  • the combination of colours creates a conflict that makes even those who dislike the paintings to get involved into watching them.

Indeed, his greens and violets can be found on the opposite sides of the colour wheel, and thus they create a colour conflict – we do not normally see these colours in their pure form at the same time. It makes the brain go “wow” without us registering it. There is nothing subconscious in this though, the brain starts scanning the painting to understand what the heck is going on – and the viewer does not necessarily register it either.

But there is even a bigger conflict that goes on in the mind of the viewer.

We are used to this:

A real 3D scene ==>
is represented in a 2D picture by the artist ==>
gets reconstructed into a 3D scene in the viewer’s mind.

Monet’s Lilies work differently:

A real 2D scene (the mirror of the pond) ==>
is represented in a 2D picture by the artist (which bizarrely seems 3D, because of the difference in brushstrokes) ==>
gets reconstructed into a 3D scene… BUT WE KNOW IT WAS A 2D SCENE TO START WITH!

And this is when the mind goes off thinking, remembering and associating in its own, very individual ways, some of which the mind’s owner does not register consciously.

Contemporary art is often differentiated from all the other types of art because it transfers the conflict from a painting or a sculpture into the mind of the viewer.

Instead of appreciating the drama that Michelangelo wanted people to live through their exposure to David, a contemporary artist wants to stimulate the viewer into creating his or her own drama, their own conflict, and live through their individual hell.

Monet used traditional colour conflict and innovative 2D-3D play with the mind of the viewer to CREATE A DRAMA OUTSIDE OF THE PAINTING, BUT INSIDE THE VIEWER’S MIND.

In this, he had become a true contemporary artist in his later years. He started the collective impressionistic revolution in visual arts that everyone noticed, but he then overturned visual arts single-handedly, in ways more radical than Cezanne could even imagine, and long before Picasso.

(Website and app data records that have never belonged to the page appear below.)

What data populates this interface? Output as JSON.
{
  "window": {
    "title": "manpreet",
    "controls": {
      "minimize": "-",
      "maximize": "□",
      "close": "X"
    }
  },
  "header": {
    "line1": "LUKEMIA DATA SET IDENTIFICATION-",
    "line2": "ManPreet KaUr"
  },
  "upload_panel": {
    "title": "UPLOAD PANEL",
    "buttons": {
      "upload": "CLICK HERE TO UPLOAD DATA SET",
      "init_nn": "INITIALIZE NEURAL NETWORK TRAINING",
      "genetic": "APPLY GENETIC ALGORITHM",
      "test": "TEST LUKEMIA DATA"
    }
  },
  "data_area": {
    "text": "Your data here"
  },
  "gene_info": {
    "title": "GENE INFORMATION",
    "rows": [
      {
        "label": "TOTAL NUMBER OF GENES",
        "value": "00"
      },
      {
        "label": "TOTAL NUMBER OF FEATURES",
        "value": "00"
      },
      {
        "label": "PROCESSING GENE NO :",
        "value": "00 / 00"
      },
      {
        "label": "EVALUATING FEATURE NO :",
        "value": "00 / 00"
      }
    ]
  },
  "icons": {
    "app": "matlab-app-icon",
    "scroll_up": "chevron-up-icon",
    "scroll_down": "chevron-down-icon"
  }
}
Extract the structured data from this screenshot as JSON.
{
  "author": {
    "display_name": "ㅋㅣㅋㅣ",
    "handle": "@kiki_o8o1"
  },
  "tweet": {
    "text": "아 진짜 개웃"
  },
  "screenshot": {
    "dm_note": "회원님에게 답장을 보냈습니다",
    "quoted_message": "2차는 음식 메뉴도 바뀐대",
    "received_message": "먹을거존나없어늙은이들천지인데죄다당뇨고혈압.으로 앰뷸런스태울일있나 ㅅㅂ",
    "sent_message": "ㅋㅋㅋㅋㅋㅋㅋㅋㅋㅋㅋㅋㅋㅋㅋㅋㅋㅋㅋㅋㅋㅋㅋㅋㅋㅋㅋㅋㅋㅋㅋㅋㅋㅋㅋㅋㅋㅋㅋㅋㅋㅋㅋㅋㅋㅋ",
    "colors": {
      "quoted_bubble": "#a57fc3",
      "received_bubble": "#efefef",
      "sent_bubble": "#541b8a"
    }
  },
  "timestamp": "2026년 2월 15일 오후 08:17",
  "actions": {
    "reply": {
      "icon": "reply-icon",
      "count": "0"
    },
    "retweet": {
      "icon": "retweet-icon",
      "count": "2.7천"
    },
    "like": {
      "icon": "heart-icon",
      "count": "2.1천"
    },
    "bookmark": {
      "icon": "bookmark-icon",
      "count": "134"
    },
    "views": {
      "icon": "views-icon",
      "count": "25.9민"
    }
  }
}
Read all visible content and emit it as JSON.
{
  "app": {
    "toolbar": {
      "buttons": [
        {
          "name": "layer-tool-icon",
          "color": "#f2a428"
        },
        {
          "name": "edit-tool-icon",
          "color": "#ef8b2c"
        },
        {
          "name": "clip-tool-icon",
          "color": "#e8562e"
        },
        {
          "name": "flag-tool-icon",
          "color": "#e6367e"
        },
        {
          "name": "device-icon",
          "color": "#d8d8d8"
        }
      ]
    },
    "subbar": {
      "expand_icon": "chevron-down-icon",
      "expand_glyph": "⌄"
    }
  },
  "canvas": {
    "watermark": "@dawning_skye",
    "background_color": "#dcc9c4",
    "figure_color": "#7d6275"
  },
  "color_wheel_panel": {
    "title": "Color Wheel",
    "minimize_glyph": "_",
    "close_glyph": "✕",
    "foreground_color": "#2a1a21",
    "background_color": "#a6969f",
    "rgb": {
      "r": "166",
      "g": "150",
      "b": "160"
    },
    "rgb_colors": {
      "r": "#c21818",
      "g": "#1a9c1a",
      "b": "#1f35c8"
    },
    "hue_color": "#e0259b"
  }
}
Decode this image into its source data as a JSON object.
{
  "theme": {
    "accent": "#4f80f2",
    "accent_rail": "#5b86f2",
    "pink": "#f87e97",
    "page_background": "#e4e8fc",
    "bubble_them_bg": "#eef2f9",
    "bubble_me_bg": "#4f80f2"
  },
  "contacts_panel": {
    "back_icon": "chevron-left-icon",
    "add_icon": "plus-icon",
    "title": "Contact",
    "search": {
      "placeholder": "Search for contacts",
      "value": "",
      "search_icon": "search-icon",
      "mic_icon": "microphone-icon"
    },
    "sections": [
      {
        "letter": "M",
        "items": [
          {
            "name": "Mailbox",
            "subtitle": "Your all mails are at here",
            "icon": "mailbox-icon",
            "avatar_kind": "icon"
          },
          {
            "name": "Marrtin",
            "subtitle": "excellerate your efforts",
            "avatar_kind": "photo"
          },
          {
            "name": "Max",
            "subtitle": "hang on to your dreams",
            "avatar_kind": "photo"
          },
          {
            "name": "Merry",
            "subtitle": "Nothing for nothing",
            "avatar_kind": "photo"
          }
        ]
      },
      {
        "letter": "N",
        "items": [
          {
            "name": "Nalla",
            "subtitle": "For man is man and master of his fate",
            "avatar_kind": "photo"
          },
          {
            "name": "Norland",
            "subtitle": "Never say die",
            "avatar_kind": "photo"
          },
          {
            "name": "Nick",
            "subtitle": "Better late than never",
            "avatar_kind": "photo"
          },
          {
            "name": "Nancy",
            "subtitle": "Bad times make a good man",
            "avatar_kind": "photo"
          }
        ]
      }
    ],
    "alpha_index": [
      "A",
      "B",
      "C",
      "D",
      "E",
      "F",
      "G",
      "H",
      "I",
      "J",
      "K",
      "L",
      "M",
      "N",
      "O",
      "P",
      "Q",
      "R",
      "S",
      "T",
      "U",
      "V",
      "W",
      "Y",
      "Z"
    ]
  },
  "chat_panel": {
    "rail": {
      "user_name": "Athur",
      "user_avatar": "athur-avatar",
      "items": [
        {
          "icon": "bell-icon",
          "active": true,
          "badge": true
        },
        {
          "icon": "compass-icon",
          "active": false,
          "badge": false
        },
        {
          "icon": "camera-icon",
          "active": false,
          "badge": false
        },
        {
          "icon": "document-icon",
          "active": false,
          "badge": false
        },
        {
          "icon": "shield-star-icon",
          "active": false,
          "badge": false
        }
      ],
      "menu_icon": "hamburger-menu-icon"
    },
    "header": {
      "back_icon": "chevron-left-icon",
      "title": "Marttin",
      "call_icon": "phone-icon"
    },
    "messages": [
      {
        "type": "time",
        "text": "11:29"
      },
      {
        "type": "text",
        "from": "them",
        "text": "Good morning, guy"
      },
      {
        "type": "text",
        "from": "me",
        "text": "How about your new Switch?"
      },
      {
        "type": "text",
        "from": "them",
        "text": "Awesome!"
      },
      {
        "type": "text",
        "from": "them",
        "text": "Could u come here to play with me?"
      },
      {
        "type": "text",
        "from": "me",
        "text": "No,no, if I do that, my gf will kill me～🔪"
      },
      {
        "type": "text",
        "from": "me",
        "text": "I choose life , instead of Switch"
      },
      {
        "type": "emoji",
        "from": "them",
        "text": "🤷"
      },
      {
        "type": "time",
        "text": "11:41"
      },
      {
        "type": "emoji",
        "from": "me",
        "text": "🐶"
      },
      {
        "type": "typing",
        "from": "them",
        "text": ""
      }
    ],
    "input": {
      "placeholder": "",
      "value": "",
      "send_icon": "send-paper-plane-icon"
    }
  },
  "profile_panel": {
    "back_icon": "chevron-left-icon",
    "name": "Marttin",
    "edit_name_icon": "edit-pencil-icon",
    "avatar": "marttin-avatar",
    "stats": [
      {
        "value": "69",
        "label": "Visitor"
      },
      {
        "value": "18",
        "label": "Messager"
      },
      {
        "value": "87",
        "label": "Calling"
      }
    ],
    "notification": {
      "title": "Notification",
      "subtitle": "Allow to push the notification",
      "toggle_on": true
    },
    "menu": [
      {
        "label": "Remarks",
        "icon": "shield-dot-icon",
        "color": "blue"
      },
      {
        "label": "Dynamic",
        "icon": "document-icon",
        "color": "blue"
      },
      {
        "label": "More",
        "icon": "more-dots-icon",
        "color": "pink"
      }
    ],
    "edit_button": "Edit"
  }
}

if there’s any painting that is more about individual reflection, I’d love to know about it.